Here, he shares some tips to make it more likely that you, too, will be able to get some media attention:
- Keep your pitch short and to the point. Testa knows reporters and editors have limited time. Before he gets in touch with a reporter, he makes certain he can answer the question: "Why would my readers be interested in this?"
- Reach out on the phone. "Your emotions come out well," Testa says. "I leave short succinct voice messages."
- Portray yourself as an expert. eBay sellers are experts, whether in operating an e-commerce business or in their own product areas.
- Tie your pitch to something timely. If you sell antiques, pitch your story idea when there's an antiques show in town for example. If you sell electronics, tie your pitch to a new product release.
- Make yourself available. Scott has a good relationship with lots of reporters, and he understands that their jobs sometimes require quick attention. "If they have a tight deadline, I will talk to them at night or over the weekend," he tells us.
You would be justified in asking us just exactly how we propose you develop relationships like these. Well, we'll have to leave you on your own to explore your local media, but we can recommend a fabulous Web site, Help a Reporter Out (HARO). HARO is where reporters go to ask specific questions about articles they're researching. We've used it many times ourselves. HARO collects these queries, then e-mails and otherwise gets the word out about them twice each day. Your job will then be to browse these queries to see if any of your areas of expertise are included. Just like that, you've found a media outlet to approach.
Of course, we've long proposed that eBay sellers link with charitable giving as a way to build loyalty and promote their businesses. Whether you work through eBay Giving Works or stay strictly local, when you partner with a nonprofit organization, not only do you benefit from the publicity about the event you support, but you double your publicity efforts, as both you and your partners will be promoting your involvement. Once you have completed a charitable gift or event, go back to your social media outlets to let the world know the good thing you did in your own backyard.
As you can see, successful social media promotion and successful business efforts go hand-in-hand.
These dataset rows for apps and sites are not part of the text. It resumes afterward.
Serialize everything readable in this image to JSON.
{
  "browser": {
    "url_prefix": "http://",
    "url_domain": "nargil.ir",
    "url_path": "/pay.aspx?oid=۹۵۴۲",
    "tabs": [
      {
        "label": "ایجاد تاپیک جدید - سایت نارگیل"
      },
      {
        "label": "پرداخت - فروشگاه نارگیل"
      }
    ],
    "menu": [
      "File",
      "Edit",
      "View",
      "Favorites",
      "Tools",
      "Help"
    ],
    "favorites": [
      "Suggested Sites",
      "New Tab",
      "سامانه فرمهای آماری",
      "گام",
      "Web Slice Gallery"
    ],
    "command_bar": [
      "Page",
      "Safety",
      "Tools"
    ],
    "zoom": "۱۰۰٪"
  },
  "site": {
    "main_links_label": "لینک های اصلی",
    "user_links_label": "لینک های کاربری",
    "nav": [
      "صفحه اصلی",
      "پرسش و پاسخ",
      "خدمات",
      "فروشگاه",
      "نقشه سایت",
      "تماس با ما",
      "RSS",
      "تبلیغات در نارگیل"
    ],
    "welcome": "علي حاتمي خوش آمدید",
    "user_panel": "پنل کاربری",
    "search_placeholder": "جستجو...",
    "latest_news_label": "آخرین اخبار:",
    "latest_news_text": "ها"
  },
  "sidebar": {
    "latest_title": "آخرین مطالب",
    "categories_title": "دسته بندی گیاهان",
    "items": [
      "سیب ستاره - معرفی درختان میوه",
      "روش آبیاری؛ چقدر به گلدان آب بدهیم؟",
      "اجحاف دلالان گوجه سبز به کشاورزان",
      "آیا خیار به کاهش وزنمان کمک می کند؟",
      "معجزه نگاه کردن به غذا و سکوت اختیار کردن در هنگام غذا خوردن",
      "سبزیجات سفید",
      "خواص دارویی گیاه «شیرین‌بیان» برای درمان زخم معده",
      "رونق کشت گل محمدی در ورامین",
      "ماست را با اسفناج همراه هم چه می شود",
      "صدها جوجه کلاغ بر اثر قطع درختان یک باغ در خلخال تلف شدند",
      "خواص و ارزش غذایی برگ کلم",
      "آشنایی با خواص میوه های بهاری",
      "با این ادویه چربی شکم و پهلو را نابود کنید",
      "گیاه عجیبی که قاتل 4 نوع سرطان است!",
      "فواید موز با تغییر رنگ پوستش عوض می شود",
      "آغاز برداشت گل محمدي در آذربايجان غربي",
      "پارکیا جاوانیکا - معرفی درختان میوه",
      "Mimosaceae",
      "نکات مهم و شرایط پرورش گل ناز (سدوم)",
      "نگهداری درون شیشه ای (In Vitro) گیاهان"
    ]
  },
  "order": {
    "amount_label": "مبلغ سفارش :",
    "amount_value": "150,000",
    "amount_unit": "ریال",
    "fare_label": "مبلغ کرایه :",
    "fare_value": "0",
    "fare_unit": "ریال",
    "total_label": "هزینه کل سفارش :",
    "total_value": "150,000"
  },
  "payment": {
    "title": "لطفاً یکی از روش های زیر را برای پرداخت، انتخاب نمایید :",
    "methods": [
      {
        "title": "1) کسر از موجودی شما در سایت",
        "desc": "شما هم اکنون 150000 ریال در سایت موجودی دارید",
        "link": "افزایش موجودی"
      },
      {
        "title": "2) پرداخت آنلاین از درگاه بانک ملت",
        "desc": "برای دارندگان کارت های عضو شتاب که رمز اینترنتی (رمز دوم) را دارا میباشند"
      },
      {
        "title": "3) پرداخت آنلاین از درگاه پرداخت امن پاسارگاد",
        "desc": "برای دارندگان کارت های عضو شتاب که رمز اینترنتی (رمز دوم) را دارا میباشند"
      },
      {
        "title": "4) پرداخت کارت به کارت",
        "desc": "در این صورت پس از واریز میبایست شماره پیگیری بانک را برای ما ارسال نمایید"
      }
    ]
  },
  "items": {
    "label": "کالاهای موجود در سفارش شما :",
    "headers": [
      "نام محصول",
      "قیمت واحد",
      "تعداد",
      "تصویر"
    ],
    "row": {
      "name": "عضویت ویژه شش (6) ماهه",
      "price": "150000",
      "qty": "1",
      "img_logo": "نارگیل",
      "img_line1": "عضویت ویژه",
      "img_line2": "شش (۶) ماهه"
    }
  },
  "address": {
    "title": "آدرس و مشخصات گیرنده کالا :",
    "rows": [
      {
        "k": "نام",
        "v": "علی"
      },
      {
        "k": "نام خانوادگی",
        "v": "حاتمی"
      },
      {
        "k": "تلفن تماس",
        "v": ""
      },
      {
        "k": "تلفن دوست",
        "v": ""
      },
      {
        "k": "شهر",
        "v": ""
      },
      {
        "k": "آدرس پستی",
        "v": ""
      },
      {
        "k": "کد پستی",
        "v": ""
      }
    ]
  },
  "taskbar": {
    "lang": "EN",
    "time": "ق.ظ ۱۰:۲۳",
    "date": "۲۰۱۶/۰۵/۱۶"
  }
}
You may not have noticed the steps you took that led you into this brave new world of Web 2.0, but now that you're here finding new ways to integrate your life both on the Web and off can present you with a world of new opportunities. Be sure to send us a tweet so we can see what you're up to!